REQUIRED WORK | The answer should consist of each line from the data below that includes "title".

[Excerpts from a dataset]
================================
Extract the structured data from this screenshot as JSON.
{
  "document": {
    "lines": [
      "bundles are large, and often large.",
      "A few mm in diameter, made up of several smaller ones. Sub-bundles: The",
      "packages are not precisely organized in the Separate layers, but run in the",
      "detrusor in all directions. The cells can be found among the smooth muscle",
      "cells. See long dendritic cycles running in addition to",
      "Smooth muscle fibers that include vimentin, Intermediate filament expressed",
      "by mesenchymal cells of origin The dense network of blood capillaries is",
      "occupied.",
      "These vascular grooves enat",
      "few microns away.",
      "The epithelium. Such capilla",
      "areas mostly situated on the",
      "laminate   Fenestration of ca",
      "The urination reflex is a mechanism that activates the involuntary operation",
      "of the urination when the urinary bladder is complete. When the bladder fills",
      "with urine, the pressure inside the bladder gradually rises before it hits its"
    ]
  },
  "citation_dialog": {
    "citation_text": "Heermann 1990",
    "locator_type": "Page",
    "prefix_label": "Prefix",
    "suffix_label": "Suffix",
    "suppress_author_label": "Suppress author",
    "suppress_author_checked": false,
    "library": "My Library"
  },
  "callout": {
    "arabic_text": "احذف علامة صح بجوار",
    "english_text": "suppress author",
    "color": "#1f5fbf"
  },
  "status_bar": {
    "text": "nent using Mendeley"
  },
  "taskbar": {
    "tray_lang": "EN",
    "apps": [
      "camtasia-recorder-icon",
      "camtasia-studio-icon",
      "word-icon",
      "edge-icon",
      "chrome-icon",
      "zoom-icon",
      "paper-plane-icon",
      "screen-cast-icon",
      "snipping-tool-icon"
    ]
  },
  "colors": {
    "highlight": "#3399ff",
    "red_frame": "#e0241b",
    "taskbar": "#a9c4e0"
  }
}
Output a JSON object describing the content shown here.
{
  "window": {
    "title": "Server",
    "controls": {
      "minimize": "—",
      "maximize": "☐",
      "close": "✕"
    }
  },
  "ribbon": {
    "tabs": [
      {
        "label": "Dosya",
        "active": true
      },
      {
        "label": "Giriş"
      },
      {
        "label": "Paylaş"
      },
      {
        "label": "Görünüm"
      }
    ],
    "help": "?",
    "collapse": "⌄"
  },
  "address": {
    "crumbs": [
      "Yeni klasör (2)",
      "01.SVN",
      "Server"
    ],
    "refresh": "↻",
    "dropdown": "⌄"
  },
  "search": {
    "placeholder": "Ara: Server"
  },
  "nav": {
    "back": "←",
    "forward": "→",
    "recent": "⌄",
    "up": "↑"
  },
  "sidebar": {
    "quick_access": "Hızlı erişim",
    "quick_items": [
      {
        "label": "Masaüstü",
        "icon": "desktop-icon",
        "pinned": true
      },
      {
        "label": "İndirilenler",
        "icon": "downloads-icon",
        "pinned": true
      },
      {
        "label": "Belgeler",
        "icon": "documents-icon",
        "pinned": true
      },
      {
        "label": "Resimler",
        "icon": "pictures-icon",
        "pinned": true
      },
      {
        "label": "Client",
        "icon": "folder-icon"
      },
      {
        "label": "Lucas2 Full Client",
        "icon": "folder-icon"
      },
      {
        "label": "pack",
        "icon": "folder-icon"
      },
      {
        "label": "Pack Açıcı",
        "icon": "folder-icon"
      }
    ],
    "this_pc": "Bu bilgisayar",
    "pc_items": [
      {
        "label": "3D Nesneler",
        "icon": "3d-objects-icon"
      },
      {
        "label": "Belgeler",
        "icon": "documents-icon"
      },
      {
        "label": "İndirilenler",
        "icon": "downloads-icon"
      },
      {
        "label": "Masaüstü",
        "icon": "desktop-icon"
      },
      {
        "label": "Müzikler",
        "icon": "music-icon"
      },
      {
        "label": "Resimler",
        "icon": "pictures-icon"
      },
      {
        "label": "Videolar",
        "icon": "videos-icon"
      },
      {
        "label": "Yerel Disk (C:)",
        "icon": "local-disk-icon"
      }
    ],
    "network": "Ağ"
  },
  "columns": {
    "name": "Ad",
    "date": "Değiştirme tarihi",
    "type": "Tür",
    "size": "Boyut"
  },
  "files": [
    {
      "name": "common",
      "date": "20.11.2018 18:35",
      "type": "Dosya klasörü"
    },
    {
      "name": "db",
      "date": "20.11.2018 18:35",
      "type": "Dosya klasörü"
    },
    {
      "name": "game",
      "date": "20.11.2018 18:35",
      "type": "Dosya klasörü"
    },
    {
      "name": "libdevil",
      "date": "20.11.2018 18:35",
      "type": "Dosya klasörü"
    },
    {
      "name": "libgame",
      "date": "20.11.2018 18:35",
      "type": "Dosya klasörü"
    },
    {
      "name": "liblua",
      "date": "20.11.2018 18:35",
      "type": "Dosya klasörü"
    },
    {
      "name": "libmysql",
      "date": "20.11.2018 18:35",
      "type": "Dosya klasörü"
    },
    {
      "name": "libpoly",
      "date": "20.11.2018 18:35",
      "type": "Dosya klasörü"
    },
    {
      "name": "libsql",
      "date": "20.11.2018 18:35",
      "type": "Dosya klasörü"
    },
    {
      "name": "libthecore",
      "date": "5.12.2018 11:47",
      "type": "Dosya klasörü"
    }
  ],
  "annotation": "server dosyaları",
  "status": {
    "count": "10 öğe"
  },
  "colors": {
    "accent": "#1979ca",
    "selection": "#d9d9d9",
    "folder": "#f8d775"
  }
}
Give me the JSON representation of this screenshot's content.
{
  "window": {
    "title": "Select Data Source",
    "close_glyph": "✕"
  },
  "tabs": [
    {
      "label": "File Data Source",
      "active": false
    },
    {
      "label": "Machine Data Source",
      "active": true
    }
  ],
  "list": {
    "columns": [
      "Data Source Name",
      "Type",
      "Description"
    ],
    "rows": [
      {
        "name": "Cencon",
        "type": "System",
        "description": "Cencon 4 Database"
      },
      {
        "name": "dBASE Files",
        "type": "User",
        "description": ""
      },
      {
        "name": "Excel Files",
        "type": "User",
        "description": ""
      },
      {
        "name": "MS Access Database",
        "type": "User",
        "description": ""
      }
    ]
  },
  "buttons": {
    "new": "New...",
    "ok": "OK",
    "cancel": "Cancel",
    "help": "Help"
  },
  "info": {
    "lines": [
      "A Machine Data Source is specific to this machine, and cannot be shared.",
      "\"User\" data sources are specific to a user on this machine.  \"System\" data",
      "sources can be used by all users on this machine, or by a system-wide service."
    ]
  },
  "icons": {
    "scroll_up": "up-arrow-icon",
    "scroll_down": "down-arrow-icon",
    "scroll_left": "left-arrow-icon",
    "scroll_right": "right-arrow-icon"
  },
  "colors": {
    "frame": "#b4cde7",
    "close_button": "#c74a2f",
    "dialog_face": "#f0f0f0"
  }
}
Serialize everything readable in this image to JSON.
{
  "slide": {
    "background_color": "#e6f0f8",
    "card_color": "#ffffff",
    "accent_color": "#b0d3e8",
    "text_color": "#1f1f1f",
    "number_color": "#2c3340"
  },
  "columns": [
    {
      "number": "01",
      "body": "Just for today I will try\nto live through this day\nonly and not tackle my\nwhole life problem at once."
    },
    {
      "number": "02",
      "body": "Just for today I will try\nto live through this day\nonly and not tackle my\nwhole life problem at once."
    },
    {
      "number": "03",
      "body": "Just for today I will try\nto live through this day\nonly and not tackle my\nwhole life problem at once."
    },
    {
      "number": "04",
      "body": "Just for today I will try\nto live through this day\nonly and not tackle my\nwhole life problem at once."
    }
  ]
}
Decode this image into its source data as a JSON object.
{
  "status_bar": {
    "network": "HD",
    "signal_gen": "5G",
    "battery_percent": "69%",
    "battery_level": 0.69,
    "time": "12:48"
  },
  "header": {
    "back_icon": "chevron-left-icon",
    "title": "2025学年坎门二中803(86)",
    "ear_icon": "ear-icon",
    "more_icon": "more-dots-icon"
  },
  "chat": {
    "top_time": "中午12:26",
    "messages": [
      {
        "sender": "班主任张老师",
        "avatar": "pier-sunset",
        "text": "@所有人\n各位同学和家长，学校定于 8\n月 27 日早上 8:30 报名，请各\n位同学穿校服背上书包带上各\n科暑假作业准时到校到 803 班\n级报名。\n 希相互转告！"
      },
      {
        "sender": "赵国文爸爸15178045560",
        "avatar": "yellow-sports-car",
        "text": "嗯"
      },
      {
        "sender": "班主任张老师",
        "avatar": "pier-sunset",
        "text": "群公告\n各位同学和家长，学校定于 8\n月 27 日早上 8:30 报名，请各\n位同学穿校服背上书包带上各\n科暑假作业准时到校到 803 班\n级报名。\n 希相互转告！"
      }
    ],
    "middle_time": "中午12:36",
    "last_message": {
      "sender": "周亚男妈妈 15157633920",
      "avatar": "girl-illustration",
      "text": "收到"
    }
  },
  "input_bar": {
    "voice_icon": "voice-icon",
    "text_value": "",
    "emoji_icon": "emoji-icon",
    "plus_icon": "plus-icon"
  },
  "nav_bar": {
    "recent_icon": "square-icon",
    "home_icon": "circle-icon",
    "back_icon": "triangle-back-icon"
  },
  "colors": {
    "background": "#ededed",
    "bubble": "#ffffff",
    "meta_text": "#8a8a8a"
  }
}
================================
WRITTEN SOLUTION |
    "title": "Server",
    "title": "Select Data Source",
    "title": "2025学年坎门二中803(86)",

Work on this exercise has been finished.